What are Some Fasting Health Victories?
According to a 1991 one study of rheumatic diseases,
“Experiences with food intake, diet manipulations and fast were registered in rheumatic patients. The study was a questionnaire-based survey in which 742 patients participated. Fifteen percent of the patients with rheumatoid arthritis and ankylosing spondylitis had been through a fasting period. Less pain and stiffness were reported by 2/3 of the patients in both groups and half of the patients in both groups reported a reduced number of swollen joints.”
Why Should A Rheumatoid Arthritis Sufferer Perform a Fast?
Fasting is historically known and clinically proven to be effective for reversing beneficially arthritis. In literature we find legends of testimonials that vouch for its effectiveness.
Reason 1 – Fasting promotes healing and this includes healing related to arthritis. Fasting dissolves for elimination dead or diseased cells, damaged tissues, fatty deposits, tumours, abscesses in a systematic manner.
This alone helps to restore immune system functioning and metabolic process. The result of this deep cleansing and detoxification is a energy restoration and nutrient redistribution resulting the overcoming of many physical problems.
Reason 2 –
You will also experience with more brain available energy heightened awareness that clears your head allowing you to see more clearly what you should do to get healthy again. Decision about what you need to do to take charge of your life and your sickness become more clear as self confidence increases.
Therefore, it would not be unreasonable to think that you should at least give therapeutic fast a chance. I believe that you shall be surprised.
How Long to Fast?
Everyone is an individual. Therefore, putting out an one size fits all number of days is not informative for you as an individual. The signs and symptoms as well as the nature of underlying conditions are some important diagnostic tools that an experienced or trained observer may use to determine this. But you can know what is best for you by simply observing your fasting experience.
[Starting with an intermittent fast as described elsewhere may be beneficial. This is just a change in your eating pattern. But the benefits will not be seen as quickly as with a regular fast. But I have seen no reports on this. That is speculation on my part.]
Some suggest the way to know the length of a fast is what they call ‘fasting to completion‘. In this they suggest to continue a fast until the tongue is cleared of its early fasting changes [The tongue usually becomes heavily coated, but this decreases as the fast progresses.] or a natural hunger returns [remember you stop being hungry and then later hunger returns]. For most people, waiting until the return of a natural hunger may be extremely hard and it usually puts people off track or put them off even before they get started.
Extreme cases of arthritis may take several fasts to get to where you want to be. But you will be better each time. And some people find that the pain of arthritis is diminished so much during the time of the fast that they do not need their pain medication.

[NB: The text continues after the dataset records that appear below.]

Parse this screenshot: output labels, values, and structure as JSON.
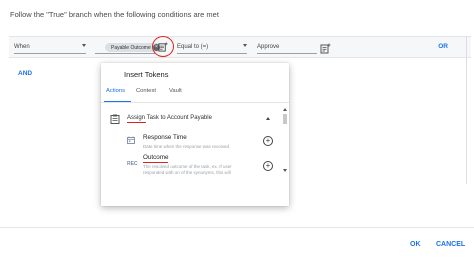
{
  "dialog": {
    "instruction": "Follow the \"True\" branch when the following conditions are met",
    "ok_label": "OK",
    "cancel_label": "CANCEL"
  },
  "condition": {
    "when_label": "When",
    "token_chip": "Payable Outcome",
    "operator": "Equal to (=)",
    "value": "Approve",
    "or_label": "OR",
    "and_label": "AND"
  },
  "insert_tokens": {
    "title": "Insert Tokens",
    "tabs": [
      "Actions",
      "Context",
      "Vault"
    ],
    "active_tab": "Actions",
    "group": {
      "label": "Assign Task to Account Payable",
      "expanded": true
    },
    "items": [
      {
        "icon": "calendar-icon",
        "name": "Response Time",
        "description": "Date time when the response was received."
      },
      {
        "icon": "text-type-icon",
        "icon_text": "REC",
        "name": "Outcome",
        "description": "The resolved outcome of the task, ex. If user responded with on of the synonyms, this will"
      }
    ]
  },
  "colors": {
    "accent": "#1a73e8",
    "annotation_red": "#d9261c"
  }
}
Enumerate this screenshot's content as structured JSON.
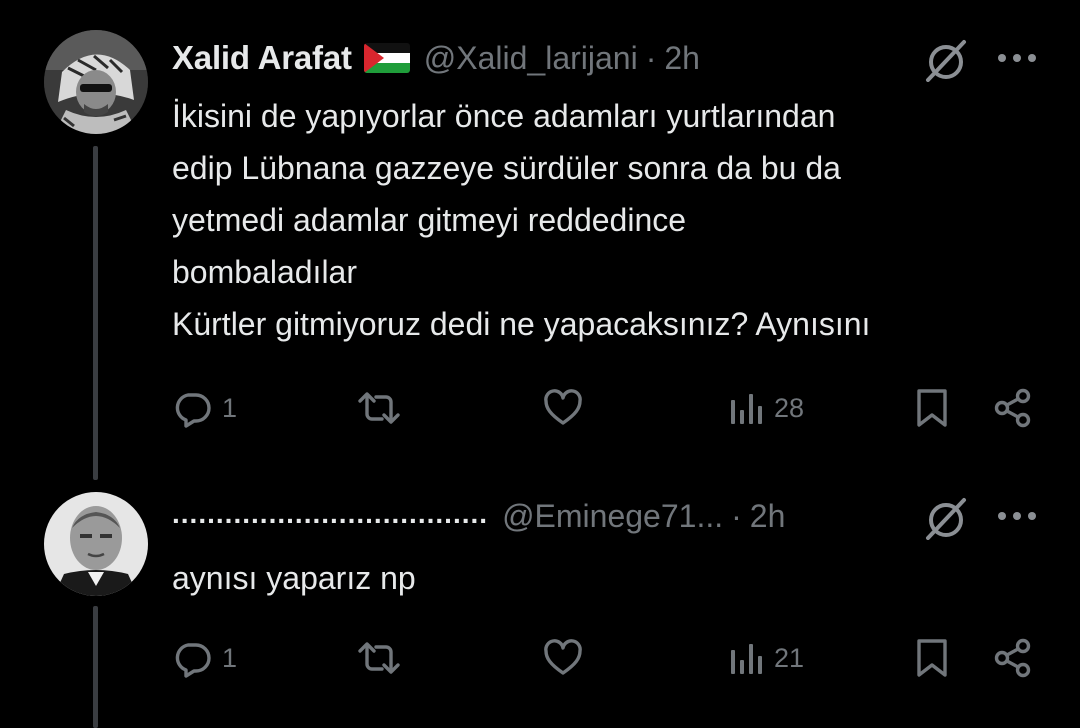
{
  "colors": {
    "background": "#000000",
    "text_primary": "#e7e9ea",
    "text_secondary": "#71767b",
    "thread_line": "#3a3d41"
  },
  "tweets": [
    {
      "display_name": "Xalid Arafat",
      "flag_icon": "palestine-flag-icon",
      "handle": "@Xalid_larijani",
      "separator": "·",
      "time": "2h",
      "text": "İkisini de yapıyorlar önce adamları yurtlarından\nedip Lübnana gazzeye sürdüler sonra da bu da\nyetmedi adamlar gitmeyi reddedince\nbombaladılar\nKürtler gitmiyoruz dedi ne yapacaksınız? Aynısını",
      "reply_count": "1",
      "views_count": "28"
    },
    {
      "display_name": "....................................",
      "handle": "@Eminege71...",
      "separator": "·",
      "time": "2h",
      "text": "aynısı yaparız np",
      "reply_count": "1",
      "views_count": "21"
    }
  ]
}
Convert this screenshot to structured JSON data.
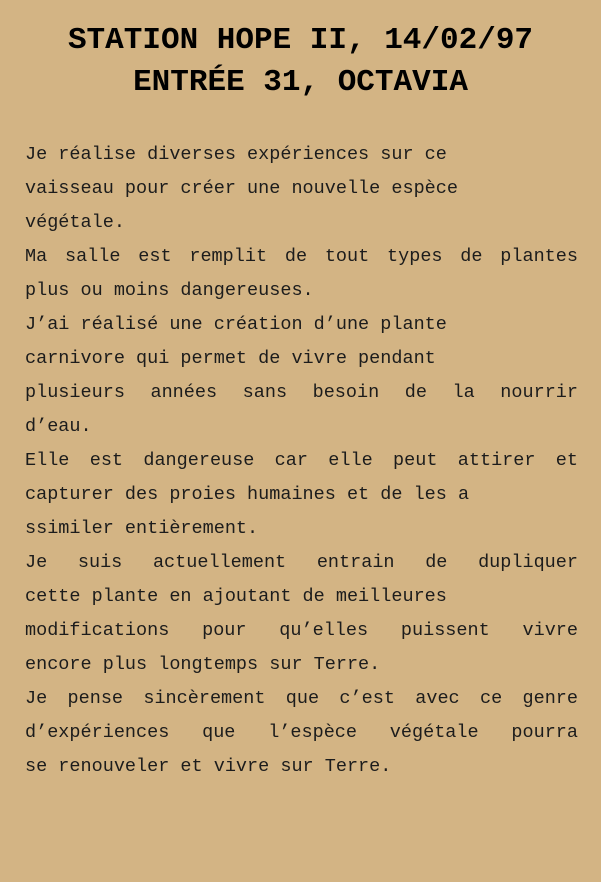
{
  "document": {
    "title_line1": "STATION HOPE II, 14/02/97",
    "title_line2": "ENTRÉE 31, OCTAVIA",
    "lines": [
      "Je réalise diverses expériences sur ce",
      "vaisseau pour créer une nouvelle espèce",
      "végétale.",
      "Ma salle est remplit de tout types de plantes",
      "plus ou moins dangereuses.",
      "J’ai réalisé une création d’une plante",
      "carnivore qui permet de vivre pendant",
      "plusieurs années sans besoin de la nourrir",
      "d’eau.",
      "Elle est dangereuse car elle peut attirer et",
      "capturer des proies humaines et de les a",
      "ssimiler entièrement.",
      "Je suis actuellement entrain de dupliquer",
      "cette plante en ajoutant de meilleures",
      "modifications pour qu’elles puissent vivre",
      "encore plus longtemps sur Terre.",
      "Je pense sincèrement que c’est avec ce genre",
      "d’expériences que l’espèce végétale pourra",
      "se renouveler et vivre sur Terre."
    ]
  }
}
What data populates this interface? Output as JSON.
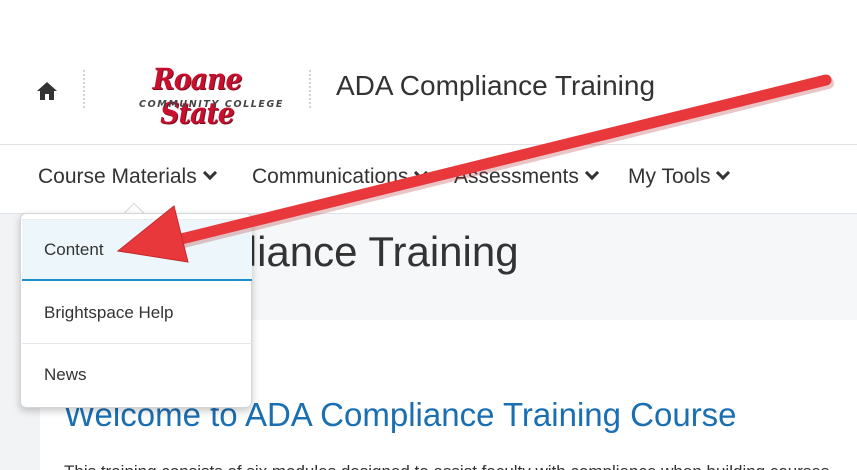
{
  "header": {
    "home_icon": "home-icon",
    "logo": {
      "name": "Roane State",
      "subtitle": "COMMUNITY COLLEGE"
    },
    "course_title": "ADA Compliance Training"
  },
  "nav": {
    "items": [
      {
        "label": "Course Materials",
        "icon": "chevron-down-icon"
      },
      {
        "label": "Communications",
        "icon": "chevron-down-icon"
      },
      {
        "label": "Assessments",
        "icon": "chevron-down-icon"
      },
      {
        "label": "My Tools",
        "icon": "chevron-down-icon"
      }
    ]
  },
  "dropdown": {
    "items": [
      {
        "label": "Content"
      },
      {
        "label": "Brightspace Help"
      },
      {
        "label": "News"
      }
    ]
  },
  "page": {
    "hero_title": "ADA Compliance Training",
    "welcome_heading": "Welcome to ADA Compliance Training Course",
    "body_text": "This training consists of six modules designed to assist faculty with compliance when building courses"
  },
  "colors": {
    "accent": "#1a8fc9",
    "link": "#1a6fb3",
    "annotation_arrow": "#e8383b",
    "logo_red": "#c8102e"
  }
}
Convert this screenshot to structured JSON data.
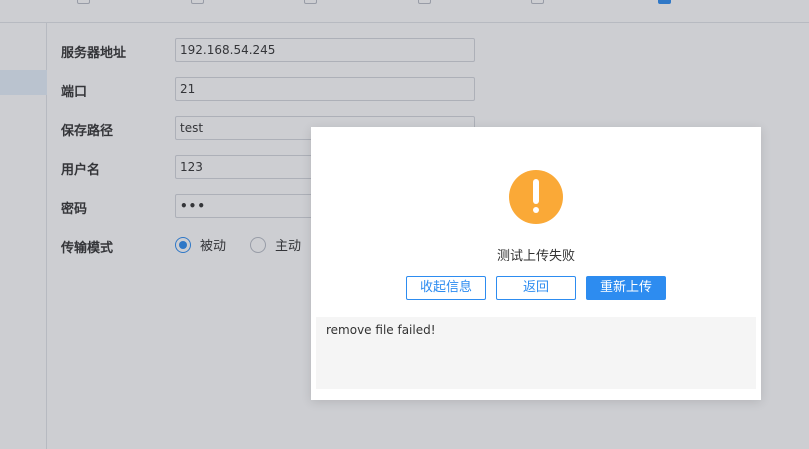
{
  "form": {
    "server_label": "服务器地址",
    "server_value": "192.168.54.245",
    "port_label": "端口",
    "port_value": "21",
    "path_label": "保存路径",
    "path_value": "test",
    "user_label": "用户名",
    "user_value": "123",
    "password_label": "密码",
    "password_value": "•••",
    "mode_label": "传输模式",
    "mode_options": [
      "被动",
      "主动"
    ],
    "mode_selected": "被动"
  },
  "dialog": {
    "icon": "warning-icon",
    "icon_color": "#faa937",
    "message": "测试上传失败",
    "collapse_label": "收起信息",
    "back_label": "返回",
    "reupload_label": "重新上传",
    "log_text": "remove file failed!"
  },
  "colors": {
    "accent": "#2d8cf0",
    "warning": "#faa937"
  }
}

I would in extreme situations be of the opinion at the patient change his eating pattern to an intermittent fast pattern lifestyle. At the same time have the intermittent fast pattern broken by ‘fasting to completion’ times.
There is hope for arthritis.